Element data from apps and pages =>
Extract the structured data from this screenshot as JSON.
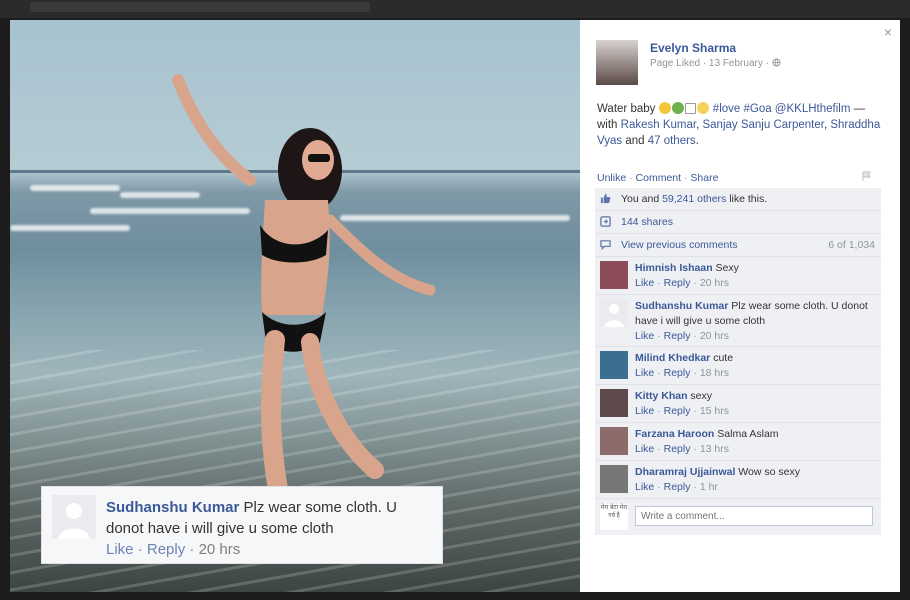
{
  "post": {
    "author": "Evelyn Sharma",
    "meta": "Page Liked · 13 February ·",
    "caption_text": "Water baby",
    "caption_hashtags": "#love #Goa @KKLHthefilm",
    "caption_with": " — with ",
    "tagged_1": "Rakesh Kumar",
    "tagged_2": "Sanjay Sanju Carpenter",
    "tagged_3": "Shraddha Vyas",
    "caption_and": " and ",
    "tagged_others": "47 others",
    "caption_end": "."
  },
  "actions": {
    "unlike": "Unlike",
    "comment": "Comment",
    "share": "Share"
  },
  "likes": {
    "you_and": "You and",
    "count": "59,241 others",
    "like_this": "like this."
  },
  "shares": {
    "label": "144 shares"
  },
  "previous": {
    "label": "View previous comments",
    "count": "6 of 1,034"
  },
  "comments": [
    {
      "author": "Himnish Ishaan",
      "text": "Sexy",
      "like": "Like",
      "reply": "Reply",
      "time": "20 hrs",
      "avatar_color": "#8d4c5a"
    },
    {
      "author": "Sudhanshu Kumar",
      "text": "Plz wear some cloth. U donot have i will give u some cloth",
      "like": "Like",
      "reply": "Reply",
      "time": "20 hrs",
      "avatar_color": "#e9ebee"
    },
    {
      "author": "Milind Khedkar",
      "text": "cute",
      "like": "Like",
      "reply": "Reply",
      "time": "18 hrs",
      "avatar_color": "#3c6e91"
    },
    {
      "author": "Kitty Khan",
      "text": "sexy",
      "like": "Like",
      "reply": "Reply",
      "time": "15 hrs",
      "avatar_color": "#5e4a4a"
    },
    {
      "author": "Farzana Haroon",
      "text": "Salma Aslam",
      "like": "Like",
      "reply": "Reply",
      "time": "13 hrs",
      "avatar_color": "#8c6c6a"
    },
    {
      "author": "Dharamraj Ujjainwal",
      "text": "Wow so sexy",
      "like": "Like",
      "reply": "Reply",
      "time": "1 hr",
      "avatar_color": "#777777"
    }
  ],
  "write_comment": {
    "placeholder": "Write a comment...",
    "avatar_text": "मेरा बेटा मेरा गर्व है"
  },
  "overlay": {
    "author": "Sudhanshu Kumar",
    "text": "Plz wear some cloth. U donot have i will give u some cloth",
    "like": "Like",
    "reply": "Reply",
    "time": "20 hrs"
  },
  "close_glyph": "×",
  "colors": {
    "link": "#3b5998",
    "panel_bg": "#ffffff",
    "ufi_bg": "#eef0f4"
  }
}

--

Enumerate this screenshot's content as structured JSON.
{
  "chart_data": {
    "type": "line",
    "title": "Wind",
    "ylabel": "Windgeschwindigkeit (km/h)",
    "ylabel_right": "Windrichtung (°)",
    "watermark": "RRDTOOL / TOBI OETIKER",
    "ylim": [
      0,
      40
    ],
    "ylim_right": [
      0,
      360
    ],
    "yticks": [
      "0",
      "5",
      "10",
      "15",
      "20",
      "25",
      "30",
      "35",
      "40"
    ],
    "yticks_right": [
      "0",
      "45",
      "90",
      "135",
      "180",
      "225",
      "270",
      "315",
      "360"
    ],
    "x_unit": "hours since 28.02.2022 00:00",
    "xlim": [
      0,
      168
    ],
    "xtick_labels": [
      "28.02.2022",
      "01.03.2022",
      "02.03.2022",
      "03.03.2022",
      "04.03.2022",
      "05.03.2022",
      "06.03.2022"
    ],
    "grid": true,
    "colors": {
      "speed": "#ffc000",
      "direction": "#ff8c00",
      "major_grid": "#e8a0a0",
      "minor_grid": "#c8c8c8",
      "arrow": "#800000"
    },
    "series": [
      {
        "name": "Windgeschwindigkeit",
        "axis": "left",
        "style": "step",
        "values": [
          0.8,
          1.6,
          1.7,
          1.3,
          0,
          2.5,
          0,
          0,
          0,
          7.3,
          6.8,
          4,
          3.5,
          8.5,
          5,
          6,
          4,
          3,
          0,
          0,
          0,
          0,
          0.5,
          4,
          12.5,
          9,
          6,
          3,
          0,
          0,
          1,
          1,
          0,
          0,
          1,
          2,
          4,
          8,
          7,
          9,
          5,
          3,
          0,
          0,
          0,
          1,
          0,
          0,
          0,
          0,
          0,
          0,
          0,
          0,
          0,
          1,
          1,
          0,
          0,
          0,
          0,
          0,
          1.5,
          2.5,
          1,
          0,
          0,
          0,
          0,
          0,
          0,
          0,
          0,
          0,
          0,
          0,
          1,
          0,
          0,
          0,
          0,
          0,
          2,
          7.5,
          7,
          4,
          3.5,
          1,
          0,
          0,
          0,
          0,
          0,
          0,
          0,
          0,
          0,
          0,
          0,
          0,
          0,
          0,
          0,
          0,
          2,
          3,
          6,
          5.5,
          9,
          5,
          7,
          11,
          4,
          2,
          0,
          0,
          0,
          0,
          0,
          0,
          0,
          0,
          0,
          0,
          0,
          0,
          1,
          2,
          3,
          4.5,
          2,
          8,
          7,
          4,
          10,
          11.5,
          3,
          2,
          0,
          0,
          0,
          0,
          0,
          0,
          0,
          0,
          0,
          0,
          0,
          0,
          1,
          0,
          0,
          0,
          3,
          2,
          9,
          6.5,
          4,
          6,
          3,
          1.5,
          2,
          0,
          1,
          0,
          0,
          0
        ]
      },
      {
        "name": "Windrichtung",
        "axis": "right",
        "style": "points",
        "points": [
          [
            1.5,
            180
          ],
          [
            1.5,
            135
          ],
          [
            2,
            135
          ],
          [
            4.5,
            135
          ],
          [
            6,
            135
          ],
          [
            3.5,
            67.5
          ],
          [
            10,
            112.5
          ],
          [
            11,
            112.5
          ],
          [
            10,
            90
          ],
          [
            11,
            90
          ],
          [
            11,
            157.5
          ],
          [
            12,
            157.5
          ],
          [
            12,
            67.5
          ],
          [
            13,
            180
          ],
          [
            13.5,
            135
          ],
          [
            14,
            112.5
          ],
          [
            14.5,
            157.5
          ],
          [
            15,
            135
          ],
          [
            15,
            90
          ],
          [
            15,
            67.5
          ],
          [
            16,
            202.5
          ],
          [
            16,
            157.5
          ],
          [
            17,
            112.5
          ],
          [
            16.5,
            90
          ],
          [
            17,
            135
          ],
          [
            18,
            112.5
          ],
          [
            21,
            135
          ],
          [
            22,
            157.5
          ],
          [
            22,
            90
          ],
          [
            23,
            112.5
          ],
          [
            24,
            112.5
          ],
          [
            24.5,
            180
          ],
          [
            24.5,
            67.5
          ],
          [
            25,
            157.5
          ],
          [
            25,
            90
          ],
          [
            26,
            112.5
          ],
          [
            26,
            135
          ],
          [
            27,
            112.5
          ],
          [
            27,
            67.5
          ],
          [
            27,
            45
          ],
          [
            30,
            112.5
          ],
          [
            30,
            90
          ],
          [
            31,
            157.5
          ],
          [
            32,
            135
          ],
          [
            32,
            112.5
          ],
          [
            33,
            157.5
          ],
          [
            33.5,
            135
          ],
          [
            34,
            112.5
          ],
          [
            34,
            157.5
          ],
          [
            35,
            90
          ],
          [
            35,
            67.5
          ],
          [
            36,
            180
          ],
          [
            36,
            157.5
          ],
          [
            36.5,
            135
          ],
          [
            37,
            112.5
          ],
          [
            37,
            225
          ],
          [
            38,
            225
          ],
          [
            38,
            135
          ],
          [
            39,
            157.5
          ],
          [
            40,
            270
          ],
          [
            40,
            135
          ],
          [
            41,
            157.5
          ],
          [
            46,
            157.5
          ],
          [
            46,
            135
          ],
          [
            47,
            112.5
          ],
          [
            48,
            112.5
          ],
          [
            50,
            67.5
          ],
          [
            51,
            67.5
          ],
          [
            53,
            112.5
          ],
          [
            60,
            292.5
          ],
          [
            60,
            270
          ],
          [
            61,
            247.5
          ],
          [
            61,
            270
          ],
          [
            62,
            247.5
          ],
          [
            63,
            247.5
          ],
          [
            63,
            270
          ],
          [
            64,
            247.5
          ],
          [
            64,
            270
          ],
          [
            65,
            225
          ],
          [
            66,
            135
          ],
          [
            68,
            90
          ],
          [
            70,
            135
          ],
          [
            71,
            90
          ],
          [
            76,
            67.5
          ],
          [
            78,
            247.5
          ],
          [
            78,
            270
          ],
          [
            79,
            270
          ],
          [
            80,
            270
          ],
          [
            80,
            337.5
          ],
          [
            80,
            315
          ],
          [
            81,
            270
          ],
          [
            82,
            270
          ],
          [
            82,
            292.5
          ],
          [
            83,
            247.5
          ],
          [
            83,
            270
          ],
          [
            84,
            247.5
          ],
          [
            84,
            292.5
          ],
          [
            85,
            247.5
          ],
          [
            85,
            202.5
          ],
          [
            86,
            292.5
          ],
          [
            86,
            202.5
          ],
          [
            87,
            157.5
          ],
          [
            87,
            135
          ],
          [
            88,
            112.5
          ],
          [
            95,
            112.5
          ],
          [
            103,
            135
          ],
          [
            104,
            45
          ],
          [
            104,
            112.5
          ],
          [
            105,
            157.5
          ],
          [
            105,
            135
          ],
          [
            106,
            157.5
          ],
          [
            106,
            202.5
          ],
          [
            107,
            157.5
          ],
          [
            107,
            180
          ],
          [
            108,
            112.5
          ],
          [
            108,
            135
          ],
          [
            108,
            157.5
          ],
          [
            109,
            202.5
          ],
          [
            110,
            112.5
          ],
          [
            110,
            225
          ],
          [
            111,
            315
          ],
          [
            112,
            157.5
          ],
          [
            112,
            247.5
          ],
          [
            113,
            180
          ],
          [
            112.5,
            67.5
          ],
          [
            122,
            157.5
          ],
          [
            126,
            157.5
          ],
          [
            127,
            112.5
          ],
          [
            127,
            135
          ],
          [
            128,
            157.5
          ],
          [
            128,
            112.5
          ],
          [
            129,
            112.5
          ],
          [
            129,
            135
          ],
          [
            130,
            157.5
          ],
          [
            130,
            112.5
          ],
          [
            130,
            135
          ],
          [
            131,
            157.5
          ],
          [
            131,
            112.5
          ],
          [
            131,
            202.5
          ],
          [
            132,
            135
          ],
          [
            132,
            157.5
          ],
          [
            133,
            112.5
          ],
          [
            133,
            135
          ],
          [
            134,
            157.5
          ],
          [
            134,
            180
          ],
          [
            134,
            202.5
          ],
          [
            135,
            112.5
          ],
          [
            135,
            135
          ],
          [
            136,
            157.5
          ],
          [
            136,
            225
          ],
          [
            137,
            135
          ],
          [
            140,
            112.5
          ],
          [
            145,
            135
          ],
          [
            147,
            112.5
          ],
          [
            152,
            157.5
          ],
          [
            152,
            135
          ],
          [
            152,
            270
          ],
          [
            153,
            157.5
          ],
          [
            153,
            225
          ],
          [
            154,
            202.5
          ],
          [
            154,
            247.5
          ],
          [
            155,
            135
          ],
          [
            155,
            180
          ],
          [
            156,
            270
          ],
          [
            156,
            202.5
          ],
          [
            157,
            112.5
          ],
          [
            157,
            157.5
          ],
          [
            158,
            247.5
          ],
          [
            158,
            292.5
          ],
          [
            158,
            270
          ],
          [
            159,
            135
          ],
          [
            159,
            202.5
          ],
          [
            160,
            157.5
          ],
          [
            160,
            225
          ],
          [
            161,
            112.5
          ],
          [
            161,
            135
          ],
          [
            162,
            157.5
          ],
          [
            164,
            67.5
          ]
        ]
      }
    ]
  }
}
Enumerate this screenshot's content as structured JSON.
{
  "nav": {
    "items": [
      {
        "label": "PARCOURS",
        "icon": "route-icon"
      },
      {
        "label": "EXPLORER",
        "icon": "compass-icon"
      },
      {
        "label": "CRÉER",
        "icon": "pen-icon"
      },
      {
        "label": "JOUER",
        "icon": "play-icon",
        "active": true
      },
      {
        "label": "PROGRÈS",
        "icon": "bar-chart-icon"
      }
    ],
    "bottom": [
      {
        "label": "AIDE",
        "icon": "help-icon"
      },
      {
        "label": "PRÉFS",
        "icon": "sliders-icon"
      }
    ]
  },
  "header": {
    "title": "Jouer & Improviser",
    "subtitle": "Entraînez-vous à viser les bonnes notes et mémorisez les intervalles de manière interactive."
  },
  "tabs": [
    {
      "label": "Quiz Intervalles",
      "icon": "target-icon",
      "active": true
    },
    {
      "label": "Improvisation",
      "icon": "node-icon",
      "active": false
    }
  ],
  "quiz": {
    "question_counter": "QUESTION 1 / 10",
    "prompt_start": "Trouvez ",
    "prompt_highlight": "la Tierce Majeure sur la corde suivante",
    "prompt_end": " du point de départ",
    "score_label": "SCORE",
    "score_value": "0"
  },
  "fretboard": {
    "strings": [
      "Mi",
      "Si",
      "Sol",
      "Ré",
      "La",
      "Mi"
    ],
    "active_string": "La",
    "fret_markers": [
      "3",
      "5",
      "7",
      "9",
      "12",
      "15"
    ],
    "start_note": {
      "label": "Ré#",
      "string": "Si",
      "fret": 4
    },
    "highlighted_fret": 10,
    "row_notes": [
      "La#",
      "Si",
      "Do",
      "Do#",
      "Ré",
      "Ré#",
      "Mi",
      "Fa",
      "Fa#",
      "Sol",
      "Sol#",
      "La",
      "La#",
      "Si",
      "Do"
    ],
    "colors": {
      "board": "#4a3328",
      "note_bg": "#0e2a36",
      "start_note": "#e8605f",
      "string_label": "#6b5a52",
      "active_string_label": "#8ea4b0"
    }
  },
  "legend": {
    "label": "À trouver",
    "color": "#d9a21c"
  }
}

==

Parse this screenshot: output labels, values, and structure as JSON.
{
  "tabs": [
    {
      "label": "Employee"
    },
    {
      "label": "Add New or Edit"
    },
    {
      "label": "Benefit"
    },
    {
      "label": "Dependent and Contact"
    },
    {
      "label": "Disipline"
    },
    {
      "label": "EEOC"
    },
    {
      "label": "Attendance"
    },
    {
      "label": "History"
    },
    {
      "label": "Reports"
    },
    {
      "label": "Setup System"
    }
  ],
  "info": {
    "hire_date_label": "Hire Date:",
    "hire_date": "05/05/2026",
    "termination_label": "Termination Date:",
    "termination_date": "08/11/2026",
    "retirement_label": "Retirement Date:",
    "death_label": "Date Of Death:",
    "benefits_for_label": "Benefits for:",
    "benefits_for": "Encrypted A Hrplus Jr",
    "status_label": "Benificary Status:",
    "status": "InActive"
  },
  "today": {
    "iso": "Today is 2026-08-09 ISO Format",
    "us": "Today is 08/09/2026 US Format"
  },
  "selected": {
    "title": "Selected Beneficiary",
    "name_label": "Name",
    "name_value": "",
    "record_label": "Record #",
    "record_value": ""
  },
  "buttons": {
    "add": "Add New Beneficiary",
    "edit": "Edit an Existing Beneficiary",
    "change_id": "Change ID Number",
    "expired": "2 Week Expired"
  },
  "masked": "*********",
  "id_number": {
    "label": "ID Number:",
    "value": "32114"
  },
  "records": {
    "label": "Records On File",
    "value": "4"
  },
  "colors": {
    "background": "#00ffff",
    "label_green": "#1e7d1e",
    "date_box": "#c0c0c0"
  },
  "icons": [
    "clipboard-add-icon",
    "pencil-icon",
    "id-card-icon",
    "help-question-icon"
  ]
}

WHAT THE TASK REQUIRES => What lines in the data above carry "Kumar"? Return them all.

WRITTEN RESPONSE =>
    "tagged_1": "Rakesh Kumar",
      "author": "Sudhanshu Kumar",
    "author": "Sudhanshu Kumar",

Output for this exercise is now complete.